Data records for software interfaces =>

============

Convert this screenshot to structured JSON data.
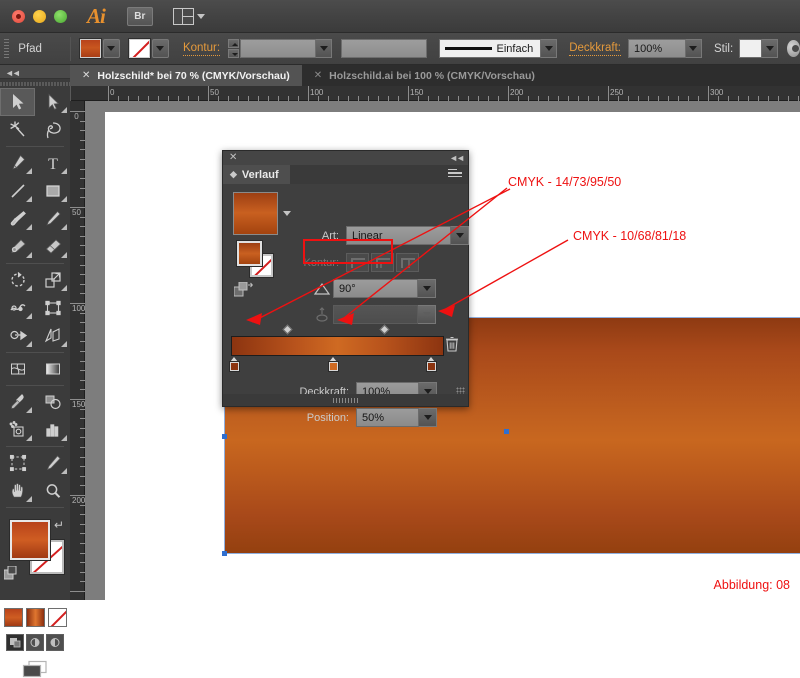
{
  "titlebar": {
    "app_logo": "Ai",
    "bridge_label": "Br",
    "arrange_icon": "arrange-documents-icon",
    "window_buttons": [
      "close",
      "minimize",
      "zoom"
    ]
  },
  "controlbar": {
    "object_label": "Pfad",
    "fill_swatch_name": "fill-color-swatch",
    "stroke_swatch_name": "stroke-none-swatch",
    "stroke_label": "Kontur:",
    "stroke_weight_value": "",
    "stroke_profile_value": "",
    "brush_label": "Einfach",
    "opacity_label": "Deckkraft:",
    "opacity_value": "100%",
    "style_label": "Stil:",
    "style_value": ""
  },
  "tabs": [
    {
      "label": "Holzschild* bei 70 % (CMYK/Vorschau)",
      "active": true
    },
    {
      "label": "Holzschild.ai bei 100 % (CMYK/Vorschau)",
      "active": false
    }
  ],
  "toolbar": {
    "tools": [
      {
        "name": "selection-tool",
        "glyph": "arrow-solid",
        "selected": true,
        "corner": false
      },
      {
        "name": "direct-selection-tool",
        "glyph": "arrow-outline",
        "selected": false,
        "corner": true
      },
      {
        "name": "magic-wand-tool",
        "glyph": "wand",
        "selected": false,
        "corner": false
      },
      {
        "name": "lasso-tool",
        "glyph": "lasso",
        "selected": false,
        "corner": false
      },
      {
        "name": "pen-tool",
        "glyph": "pen",
        "selected": false,
        "corner": true
      },
      {
        "name": "type-tool",
        "glyph": "type",
        "selected": false,
        "corner": true
      },
      {
        "name": "line-segment-tool",
        "glyph": "line",
        "selected": false,
        "corner": true
      },
      {
        "name": "rectangle-tool",
        "glyph": "rectangle",
        "selected": false,
        "corner": true
      },
      {
        "name": "paintbrush-tool",
        "glyph": "brush",
        "selected": false,
        "corner": true
      },
      {
        "name": "pencil-tool",
        "glyph": "pencil",
        "selected": false,
        "corner": true
      },
      {
        "name": "blob-brush-tool",
        "glyph": "blob",
        "selected": false,
        "corner": true
      },
      {
        "name": "eraser-tool",
        "glyph": "eraser",
        "selected": false,
        "corner": true
      },
      {
        "name": "rotate-tool",
        "glyph": "rotate",
        "selected": false,
        "corner": true
      },
      {
        "name": "scale-tool",
        "glyph": "scale",
        "selected": false,
        "corner": true
      },
      {
        "name": "width-tool",
        "glyph": "width",
        "selected": false,
        "corner": true
      },
      {
        "name": "free-transform-tool",
        "glyph": "transform",
        "selected": false,
        "corner": false
      },
      {
        "name": "shape-builder-tool",
        "glyph": "shapebuilder",
        "selected": false,
        "corner": true
      },
      {
        "name": "perspective-grid-tool",
        "glyph": "perspective",
        "selected": false,
        "corner": true
      },
      {
        "name": "mesh-tool",
        "glyph": "mesh",
        "selected": false,
        "corner": false
      },
      {
        "name": "gradient-tool",
        "glyph": "gradient",
        "selected": false,
        "corner": false
      },
      {
        "name": "eyedropper-tool",
        "glyph": "eyedropper",
        "selected": false,
        "corner": true
      },
      {
        "name": "blend-tool",
        "glyph": "blend",
        "selected": false,
        "corner": false
      },
      {
        "name": "symbol-sprayer-tool",
        "glyph": "sprayer",
        "selected": false,
        "corner": true
      },
      {
        "name": "column-graph-tool",
        "glyph": "graph",
        "selected": false,
        "corner": true
      },
      {
        "name": "artboard-tool",
        "glyph": "artboard",
        "selected": false,
        "corner": false
      },
      {
        "name": "slice-tool",
        "glyph": "slice",
        "selected": false,
        "corner": true
      },
      {
        "name": "hand-tool",
        "glyph": "hand",
        "selected": false,
        "corner": true
      },
      {
        "name": "zoom-tool",
        "glyph": "zoom",
        "selected": false,
        "corner": false
      }
    ],
    "fill_stroke": {
      "fill_name": "fill-color-indicator",
      "stroke_name": "stroke-color-indicator",
      "swap_name": "swap-fill-stroke-icon",
      "default_name": "default-fill-stroke-icon"
    },
    "paint_modes": [
      "color-mode",
      "gradient-mode",
      "none-mode"
    ],
    "drawing_modes": [
      "draw-normal",
      "draw-behind",
      "draw-inside"
    ],
    "screen_mode": "change-screen-mode-icon"
  },
  "rulers": {
    "horizontal_labels": [
      "0",
      "50",
      "100",
      "150",
      "200",
      "250",
      "300"
    ],
    "vertical_labels": [
      "0",
      "50",
      "100",
      "150",
      "200"
    ],
    "unit": "mm"
  },
  "panel": {
    "title": "Verlauf",
    "close_icon": "close-icon",
    "collapse_icon": "collapse-panel-icon",
    "menu_icon": "panel-menu-icon",
    "type_label": "Art:",
    "type_value": "Linear",
    "stroke_label": "Kontur:",
    "angle_value": "90°",
    "angle_icon": "gradient-angle-icon",
    "aspect_icon": "gradient-aspect-ratio-icon",
    "aspect_value": "",
    "opacity_label": "Deckkraft:",
    "opacity_value": "100%",
    "position_label": "Position:",
    "position_value": "50%",
    "delete_stop_icon": "delete-gradient-stop-icon",
    "stops": [
      {
        "name": "gradient-stop-left",
        "left_pct": 0,
        "color": "#8c3410"
      },
      {
        "name": "gradient-stop-middle",
        "left_pct": 50,
        "color": "#cf6a22"
      },
      {
        "name": "gradient-stop-right",
        "left_pct": 100,
        "color": "#8c3410"
      }
    ],
    "midpoints": [
      25,
      75
    ]
  },
  "annotations": {
    "note_top": "CMYK - 14/73/95/50",
    "note_bottom": "CMYK - 10/68/81/18",
    "highlight_box": "angle-field-highlight",
    "figure_caption": "Abbildung: 08"
  },
  "colors": {
    "accent_orange": "#e59a3c",
    "annotation_red": "#ee1111",
    "wood_light": "#c8671f",
    "wood_dark": "#8e3a12",
    "selection_blue": "#2f6fd0",
    "panel_bg": "#3f3f3f"
  }
}
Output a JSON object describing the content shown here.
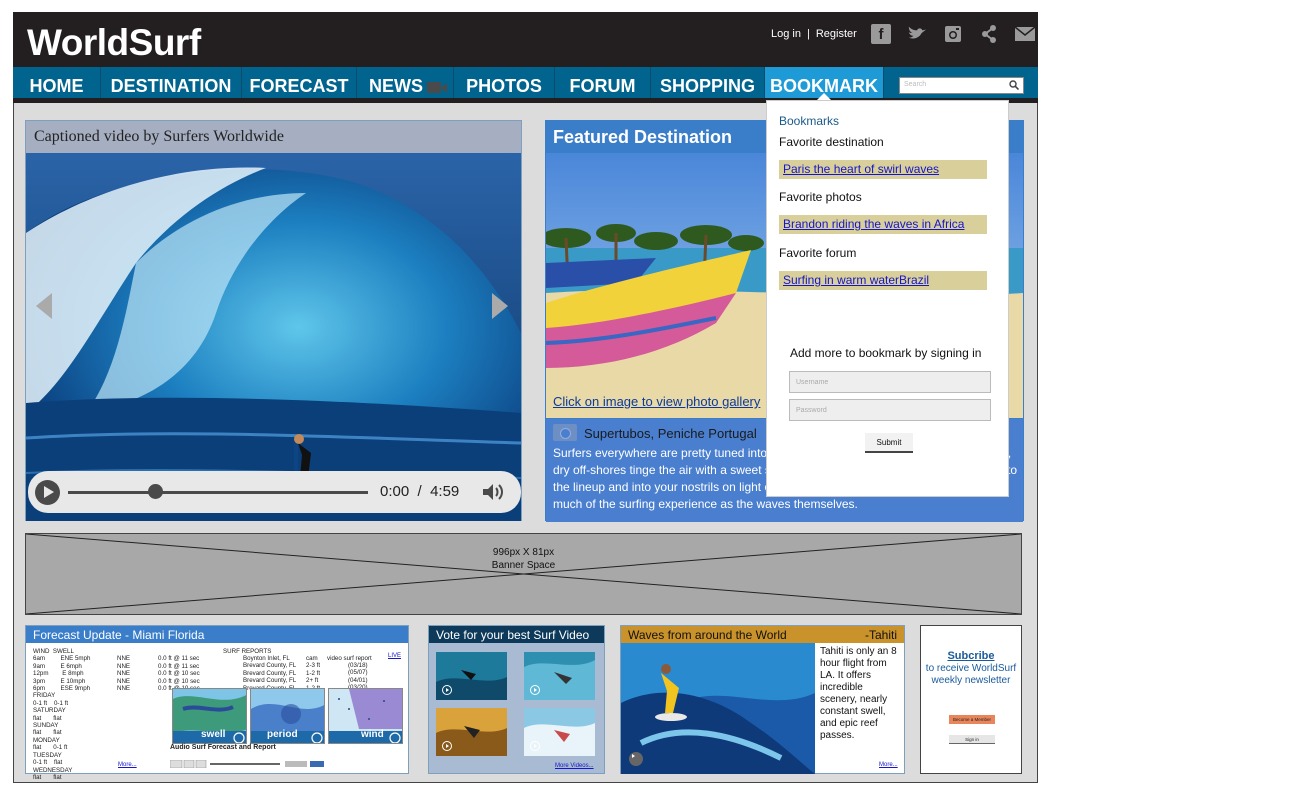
{
  "header": {
    "logo": "WorldSurf",
    "login": "Log in",
    "separator": "|",
    "register": "Register"
  },
  "social_icons": [
    "facebook-icon",
    "twitter-icon",
    "instagram-icon",
    "share-icon",
    "mail-icon"
  ],
  "nav": {
    "items": [
      "HOME",
      "DESTINATION",
      "FORECAST",
      "NEWS",
      "PHOTOS",
      "FORUM",
      "SHOPPING",
      "BOOKMARK"
    ],
    "active": "BOOKMARK",
    "search_placeholder": "Search"
  },
  "video": {
    "caption": "Captioned video by Surfers Worldwide",
    "current_time": "0:00",
    "divider": "/",
    "duration": "4:59",
    "progress": 0.29
  },
  "featured": {
    "title": "Featured Destination",
    "gallery_link": "Click on image to view photo gallery",
    "place": "Supertubos, Peniche Portugal",
    "text": "Surfers everywhere are pretty tuned into the fact that northern Portugal, like California, dry off-shores tinge the air with a sweet scent: the fresh smell of eucalyptus wafts out to the lineup and into your nostrils on light offshore breezes. The smells are almost as much of the surfing experience as the waves themselves."
  },
  "bookmarks": {
    "heading": "Bookmarks",
    "groups": [
      {
        "label": "Favorite destination",
        "link": "Paris the heart of swirl waves"
      },
      {
        "label": "Favorite photos",
        "link": "Brandon riding the waves in Africa"
      },
      {
        "label": "Favorite forum",
        "link": "Surfing in warm waterBrazil "
      }
    ],
    "sign_in_prompt": "Add more to bookmark by signing in",
    "username_placeholder": "Username",
    "password_placeholder": "Password",
    "submit": "Submit"
  },
  "banner": {
    "size": "996px X 81px",
    "label": "Banner Space"
  },
  "forecast": {
    "title": "Forecast Update  - Miami Florida",
    "wind_swell": "WIND  SWELL\n6am         ENE 5mph\n9am         E 6mph\n12pm        E 8mph\n3pm         E 10mph\n6pm         ESE 9mph\nFRIDAY\n0-1 ft    0-1 ft\nSATURDAY\nflat       flat\nSUNDAY\nflat       flat\nMONDAY\nflat       0-1 ft\nTUESDAY\n0-1 ft    flat\nWEDNESDAY\nflat       flat",
    "dirs": "\nNNE\nNNE\nNNE\nNNE\nNNE",
    "heights": "\n0.0 ft @ 11 sec\n0.0 ft @ 11 sec\n0.0 ft @ 10 sec\n0.0 ft @ 10 sec\n0.0 ft @ 10 sec",
    "reports_header": "SURF REPORTS",
    "reports": "Boynton Inlet, FL\nBrevard County, FL\nBrevard County, FL\nBrevard County, FL\nBrevard County, FL",
    "cams": "cam\n2-3 ft\n1-2 ft\n2+ ft\n1-2 ft",
    "video_report_header": "video surf report",
    "video_reports": "(03/18)\n(05/07)\n(04/01)\n(03/20)",
    "live": "LIVE",
    "thumbs": [
      "swell",
      "period",
      "wind"
    ],
    "audio_label": "Audio Surf Forecast and Report",
    "more": "More..."
  },
  "vote": {
    "title": "Vote for your best Surf Video",
    "more": "More Videos..."
  },
  "waves": {
    "title": "Waves from around the World",
    "subtitle": "-Tahiti",
    "text": "Tahiti is only an 8 hour flight from LA. It offers incredible scenery, nearly constant swell, and epic reef passes.",
    "more": "More..."
  },
  "newsletter": {
    "subscribe": "Subcribe",
    "text": "to receive WorldSurf weekly newsletter",
    "button1": "Become a Member",
    "button2": "Sign in"
  }
}
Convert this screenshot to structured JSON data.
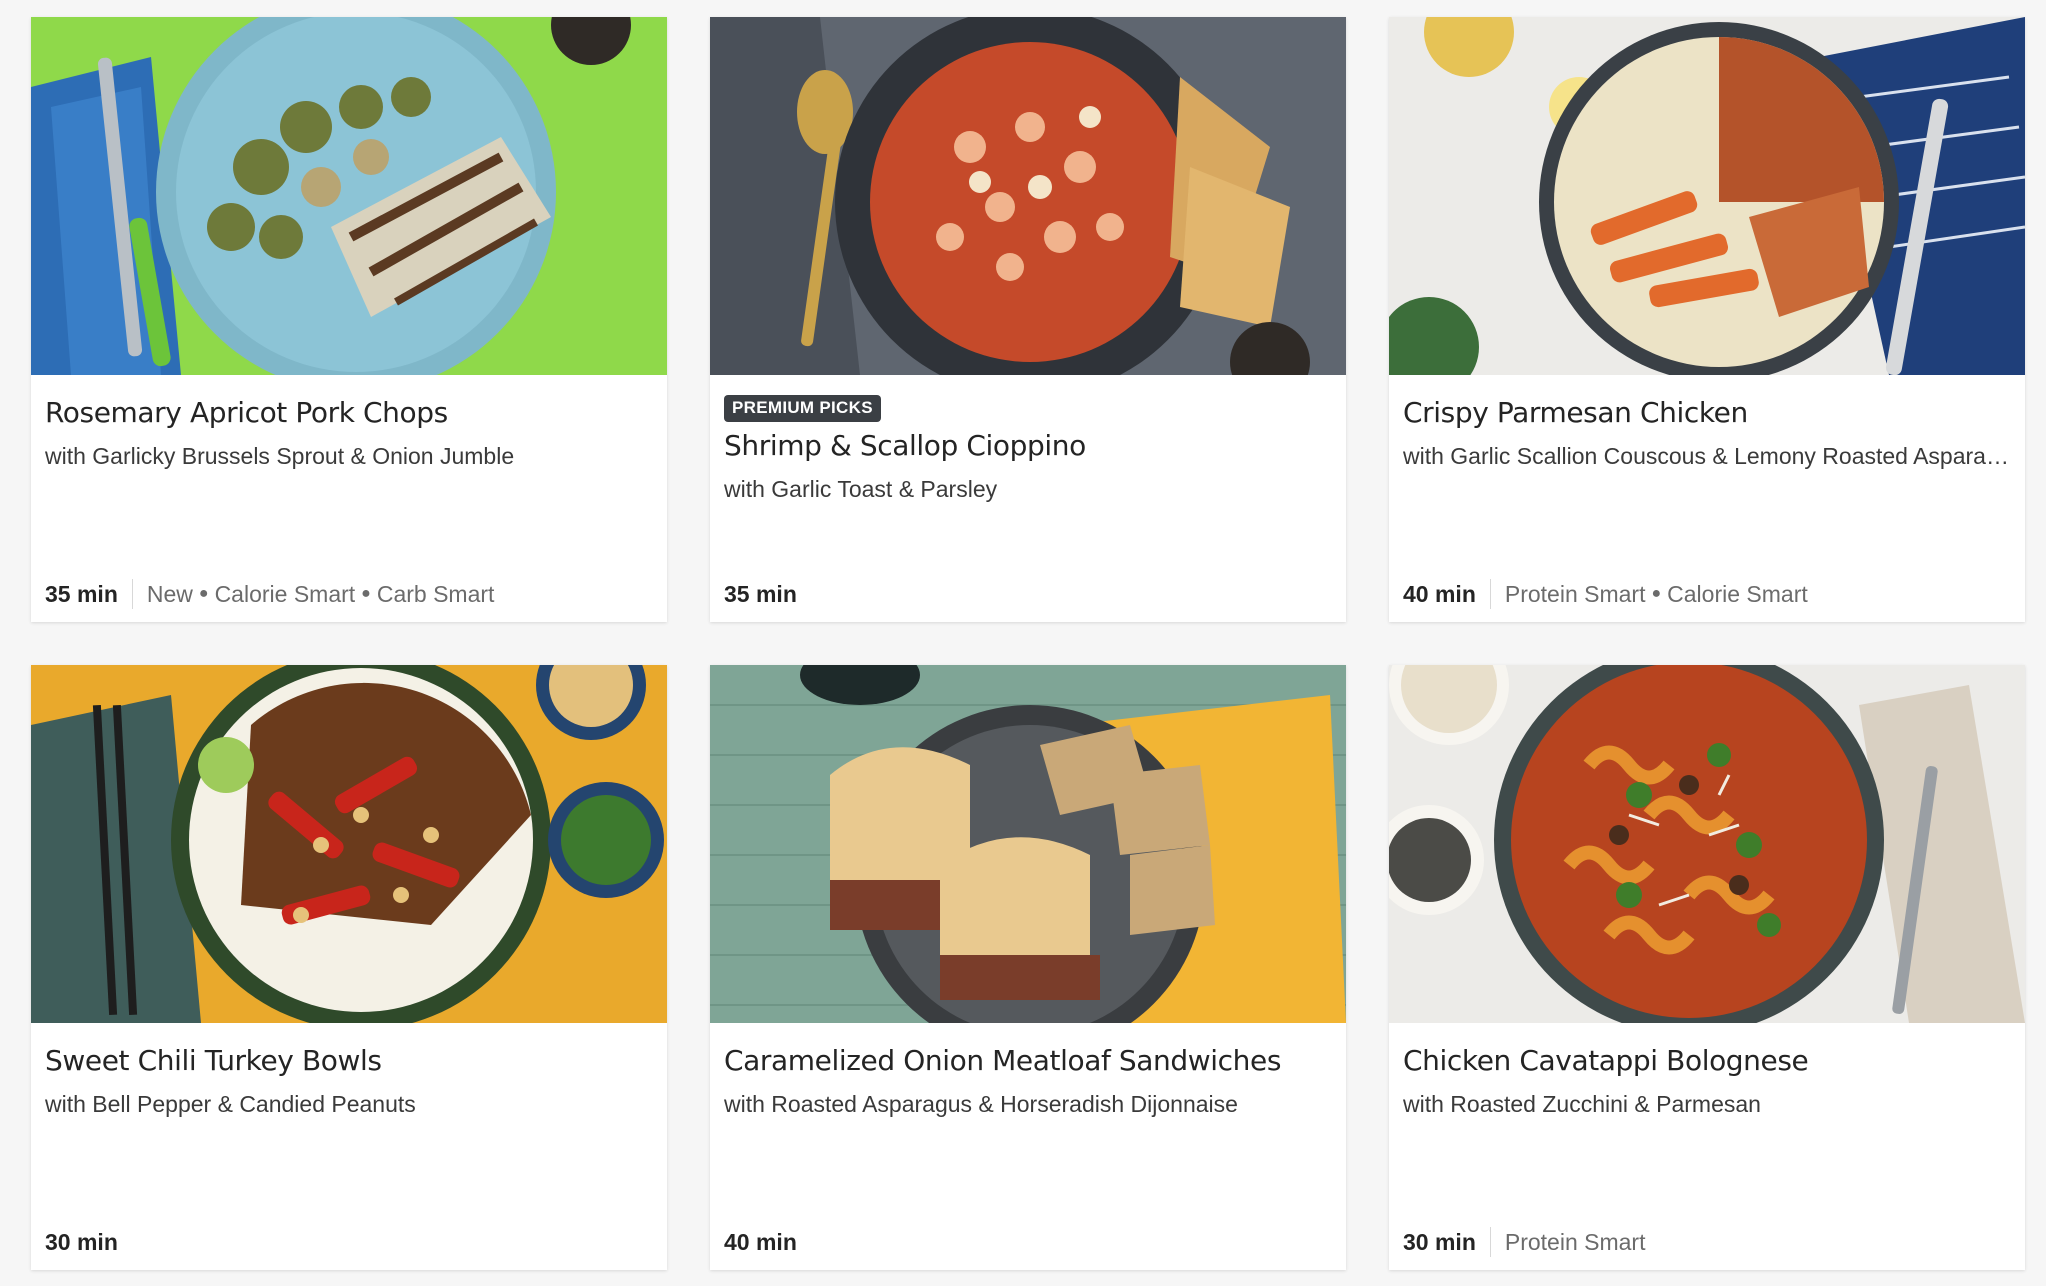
{
  "recipes": [
    {
      "title": "Rosemary Apricot Pork Chops",
      "subtitle": "with Garlicky Brussels Sprout & Onion Jumble",
      "badge": "",
      "time": "35 min",
      "tags": [
        "New",
        "Calorie Smart",
        "Carb Smart"
      ],
      "photo_bg": "#8fd94a"
    },
    {
      "title": "Shrimp & Scallop Cioppino",
      "subtitle": "with Garlic Toast & Parsley",
      "badge": "PREMIUM PICKS",
      "time": "35 min",
      "tags": [],
      "photo_bg": "#5f6670"
    },
    {
      "title": "Crispy Parmesan Chicken",
      "subtitle": "with Garlic Scallion Couscous & Lemony Roasted Asparagus",
      "badge": "",
      "time": "40 min",
      "tags": [
        "Protein Smart",
        "Calorie Smart"
      ],
      "photo_bg": "#ecebe8"
    },
    {
      "title": "Sweet Chili Turkey Bowls",
      "subtitle": "with Bell Pepper & Candied Peanuts",
      "badge": "",
      "time": "30 min",
      "tags": [],
      "photo_bg": "#e9a92c"
    },
    {
      "title": "Caramelized Onion Meatloaf Sandwiches",
      "subtitle": "with Roasted Asparagus & Horseradish Dijonnaise",
      "badge": "",
      "time": "40 min",
      "tags": [],
      "photo_bg": "#7fa596"
    },
    {
      "title": "Chicken Cavatappi Bolognese",
      "subtitle": "with Roasted Zucchini & Parmesan",
      "badge": "",
      "time": "30 min",
      "tags": [
        "Protein Smart"
      ],
      "photo_bg": "#ecebe8"
    }
  ]
}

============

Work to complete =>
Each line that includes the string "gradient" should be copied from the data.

Answer to the problem =>
        "name": "gradient-tool",
        "glyph": "gradient",
      "gradient-mode",
    "angle_icon": "gradient-angle-icon",
    "aspect_icon": "gradient-aspect-ratio-icon",
    "delete_stop_icon": "delete-gradient-stop-icon",
        "name": "gradient-stop-left",
        "name": "gradient-stop-middle",
        "name": "gradient-stop-right",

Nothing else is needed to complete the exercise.